[[ DATA open ]]

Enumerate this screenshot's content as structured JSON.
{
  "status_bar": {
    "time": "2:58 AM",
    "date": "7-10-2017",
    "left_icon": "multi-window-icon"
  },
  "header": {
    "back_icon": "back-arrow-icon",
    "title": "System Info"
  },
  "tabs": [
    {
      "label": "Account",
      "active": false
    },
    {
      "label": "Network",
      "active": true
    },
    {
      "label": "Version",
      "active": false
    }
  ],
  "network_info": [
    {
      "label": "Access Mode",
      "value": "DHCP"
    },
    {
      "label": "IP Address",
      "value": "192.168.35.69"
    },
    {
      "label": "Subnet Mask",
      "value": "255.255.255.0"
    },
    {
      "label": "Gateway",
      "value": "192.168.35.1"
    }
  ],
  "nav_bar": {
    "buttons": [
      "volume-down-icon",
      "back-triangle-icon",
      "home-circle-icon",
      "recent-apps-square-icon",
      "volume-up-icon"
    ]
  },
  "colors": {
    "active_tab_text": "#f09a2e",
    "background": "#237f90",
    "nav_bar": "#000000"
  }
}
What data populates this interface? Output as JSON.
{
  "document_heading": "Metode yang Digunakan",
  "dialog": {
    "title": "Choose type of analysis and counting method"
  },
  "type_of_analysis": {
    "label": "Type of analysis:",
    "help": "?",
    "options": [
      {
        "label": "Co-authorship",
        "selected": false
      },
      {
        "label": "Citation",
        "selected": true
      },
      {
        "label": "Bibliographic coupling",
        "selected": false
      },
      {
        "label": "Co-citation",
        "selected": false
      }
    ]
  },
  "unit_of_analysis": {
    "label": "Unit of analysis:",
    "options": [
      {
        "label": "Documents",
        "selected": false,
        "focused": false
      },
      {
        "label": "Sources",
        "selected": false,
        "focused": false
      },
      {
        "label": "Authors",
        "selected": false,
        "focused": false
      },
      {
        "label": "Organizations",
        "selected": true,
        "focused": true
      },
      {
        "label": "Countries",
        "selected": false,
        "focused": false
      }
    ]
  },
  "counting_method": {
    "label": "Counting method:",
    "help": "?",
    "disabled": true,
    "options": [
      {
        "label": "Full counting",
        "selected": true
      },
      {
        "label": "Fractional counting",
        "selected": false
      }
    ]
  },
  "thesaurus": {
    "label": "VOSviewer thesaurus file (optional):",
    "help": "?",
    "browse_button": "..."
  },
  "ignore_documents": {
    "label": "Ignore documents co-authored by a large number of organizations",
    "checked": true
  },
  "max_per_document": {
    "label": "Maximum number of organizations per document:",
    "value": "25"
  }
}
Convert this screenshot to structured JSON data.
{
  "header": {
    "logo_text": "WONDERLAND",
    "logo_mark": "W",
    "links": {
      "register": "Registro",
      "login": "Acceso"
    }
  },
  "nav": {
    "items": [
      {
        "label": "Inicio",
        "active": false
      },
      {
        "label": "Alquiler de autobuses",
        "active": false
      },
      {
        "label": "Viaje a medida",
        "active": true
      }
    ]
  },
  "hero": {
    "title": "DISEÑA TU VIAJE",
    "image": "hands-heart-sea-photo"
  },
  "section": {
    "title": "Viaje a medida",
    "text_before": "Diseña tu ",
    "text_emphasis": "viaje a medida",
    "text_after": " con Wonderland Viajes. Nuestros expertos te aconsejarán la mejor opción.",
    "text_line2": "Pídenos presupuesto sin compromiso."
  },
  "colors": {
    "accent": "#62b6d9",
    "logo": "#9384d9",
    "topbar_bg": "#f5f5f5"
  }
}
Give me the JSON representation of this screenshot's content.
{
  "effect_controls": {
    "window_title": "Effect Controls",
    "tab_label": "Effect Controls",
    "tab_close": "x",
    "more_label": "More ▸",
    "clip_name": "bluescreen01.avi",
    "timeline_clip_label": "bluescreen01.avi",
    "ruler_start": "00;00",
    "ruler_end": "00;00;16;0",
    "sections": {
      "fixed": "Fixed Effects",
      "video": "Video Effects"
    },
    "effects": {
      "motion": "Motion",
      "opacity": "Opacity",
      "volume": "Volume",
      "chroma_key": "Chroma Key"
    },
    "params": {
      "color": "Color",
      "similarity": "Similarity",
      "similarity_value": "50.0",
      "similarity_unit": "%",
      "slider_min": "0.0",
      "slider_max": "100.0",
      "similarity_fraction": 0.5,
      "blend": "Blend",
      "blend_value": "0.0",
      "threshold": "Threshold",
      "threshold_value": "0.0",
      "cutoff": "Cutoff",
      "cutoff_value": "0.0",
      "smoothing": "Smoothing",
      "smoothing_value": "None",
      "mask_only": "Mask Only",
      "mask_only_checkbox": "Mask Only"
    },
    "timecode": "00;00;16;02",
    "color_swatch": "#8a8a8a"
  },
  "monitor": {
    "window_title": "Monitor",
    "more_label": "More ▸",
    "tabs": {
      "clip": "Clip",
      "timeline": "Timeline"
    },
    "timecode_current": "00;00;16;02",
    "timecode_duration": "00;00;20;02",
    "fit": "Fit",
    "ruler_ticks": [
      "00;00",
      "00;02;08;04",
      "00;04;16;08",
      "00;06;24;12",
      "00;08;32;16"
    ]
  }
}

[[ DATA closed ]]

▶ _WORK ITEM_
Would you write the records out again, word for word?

▶ _SOLUTION FOR THIS TASK_
Enumerate this screenshot's content as structured JSON.
{
  "status_bar": {
    "time": "2:58 AM",
    "date": "7-10-2017",
    "left_icon": "multi-window-icon"
  },
  "header": {
    "back_icon": "back-arrow-icon",
    "title": "System Info"
  },
  "tabs": [
    {
      "label": "Account",
      "active": false
    },
    {
      "label": "Network",
      "active": true
    },
    {
      "label": "Version",
      "active": false
    }
  ],
  "network_info": [
    {
      "label": "Access Mode",
      "value": "DHCP"
    },
    {
      "label": "IP Address",
      "value": "192.168.35.69"
    },
    {
      "label": "Subnet Mask",
      "value": "255.255.255.0"
    },
    {
      "label": "Gateway",
      "value": "192.168.35.1"
    }
  ],
  "nav_bar": {
    "buttons": [
      "volume-down-icon",
      "back-triangle-icon",
      "home-circle-icon",
      "recent-apps-square-icon",
      "volume-up-icon"
    ]
  },
  "colors": {
    "active_tab_text": "#f09a2e",
    "background": "#237f90",
    "nav_bar": "#000000"
  }
}
What data populates this interface? Output as JSON.
{
  "document_heading": "Metode yang Digunakan",
  "dialog": {
    "title": "Choose type of analysis and counting method"
  },
  "type_of_analysis": {
    "label": "Type of analysis:",
    "help": "?",
    "options": [
      {
        "label": "Co-authorship",
        "selected": false
      },
      {
        "label": "Citation",
        "selected": true
      },
      {
        "label": "Bibliographic coupling",
        "selected": false
      },
      {
        "label": "Co-citation",
        "selected": false
      }
    ]
  },
  "unit_of_analysis": {
    "label": "Unit of analysis:",
    "options": [
      {
        "label": "Documents",
        "selected": false,
        "focused": false
      },
      {
        "label": "Sources",
        "selected": false,
        "focused": false
      },
      {
        "label": "Authors",
        "selected": false,
        "focused": false
      },
      {
        "label": "Organizations",
        "selected": true,
        "focused": true
      },
      {
        "label": "Countries",
        "selected": false,
        "focused": false
      }
    ]
  },
  "counting_method": {
    "label": "Counting method:",
    "help": "?",
    "disabled": true,
    "options": [
      {
        "label": "Full counting",
        "selected": true
      },
      {
        "label": "Fractional counting",
        "selected": false
      }
    ]
  },
  "thesaurus": {
    "label": "VOSviewer thesaurus file (optional):",
    "help": "?",
    "browse_button": "..."
  },
  "ignore_documents": {
    "label": "Ignore documents co-authored by a large number of organizations",
    "checked": true
  },
  "max_per_document": {
    "label": "Maximum number of organizations per document:",
    "value": "25"
  }
}
Convert this screenshot to structured JSON data.
{
  "header": {
    "logo_text": "WONDERLAND",
    "logo_mark": "W",
    "links": {
      "register": "Registro",
      "login": "Acceso"
    }
  },
  "nav": {
    "items": [
      {
        "label": "Inicio",
        "active": false
      },
      {
        "label": "Alquiler de autobuses",
        "active": false
      },
      {
        "label": "Viaje a medida",
        "active": true
      }
    ]
  },
  "hero": {
    "title": "DISEÑA TU VIAJE",
    "image": "hands-heart-sea-photo"
  },
  "section": {
    "title": "Viaje a medida",
    "text_before": "Diseña tu ",
    "text_emphasis": "viaje a medida",
    "text_after": " con Wonderland Viajes. Nuestros expertos te aconsejarán la mejor opción.",
    "text_line2": "Pídenos presupuesto sin compromiso."
  },
  "colors": {
    "accent": "#62b6d9",
    "logo": "#9384d9",
    "topbar_bg": "#f5f5f5"
  }
}
Give me the JSON representation of this screenshot's content.
{
  "effect_controls": {
    "window_title": "Effect Controls",
    "tab_label": "Effect Controls",
    "tab_close": "x",
    "more_label": "More ▸",
    "clip_name": "bluescreen01.avi",
    "timeline_clip_label": "bluescreen01.avi",
    "ruler_start": "00;00",
    "ruler_end": "00;00;16;0",
    "sections": {
      "fixed": "Fixed Effects",
      "video": "Video Effects"
    },
    "effects": {
      "motion": "Motion",
      "opacity": "Opacity",
      "volume": "Volume",
      "chroma_key": "Chroma Key"
    },
    "params": {
      "color": "Color",
      "similarity": "Similarity",
      "similarity_value": "50.0",
      "similarity_unit": "%",
      "slider_min": "0.0",
      "slider_max": "100.0",
      "similarity_fraction": 0.5,
      "blend": "Blend",
      "blend_value": "0.0",
      "threshold": "Threshold",
      "threshold_value": "0.0",
      "cutoff": "Cutoff",
      "cutoff_value": "0.0",
      "smoothing": "Smoothing",
      "smoothing_value": "None",
      "mask_only": "Mask Only",
      "mask_only_checkbox": "Mask Only"
    },
    "timecode": "00;00;16;02",
    "color_swatch": "#8a8a8a"
  },
  "monitor": {
    "window_title": "Monitor",
    "more_label": "More ▸",
    "tabs": {
      "clip": "Clip",
      "timeline": "Timeline"
    },
    "timecode_current": "00;00;16;02",
    "timecode_duration": "00;00;20;02",
    "fit": "Fit",
    "ruler_ticks": [
      "00;00",
      "00;02;08;04",
      "00;04;16;08",
      "00;06;24;12",
      "00;08;32;16"
    ]
  }
}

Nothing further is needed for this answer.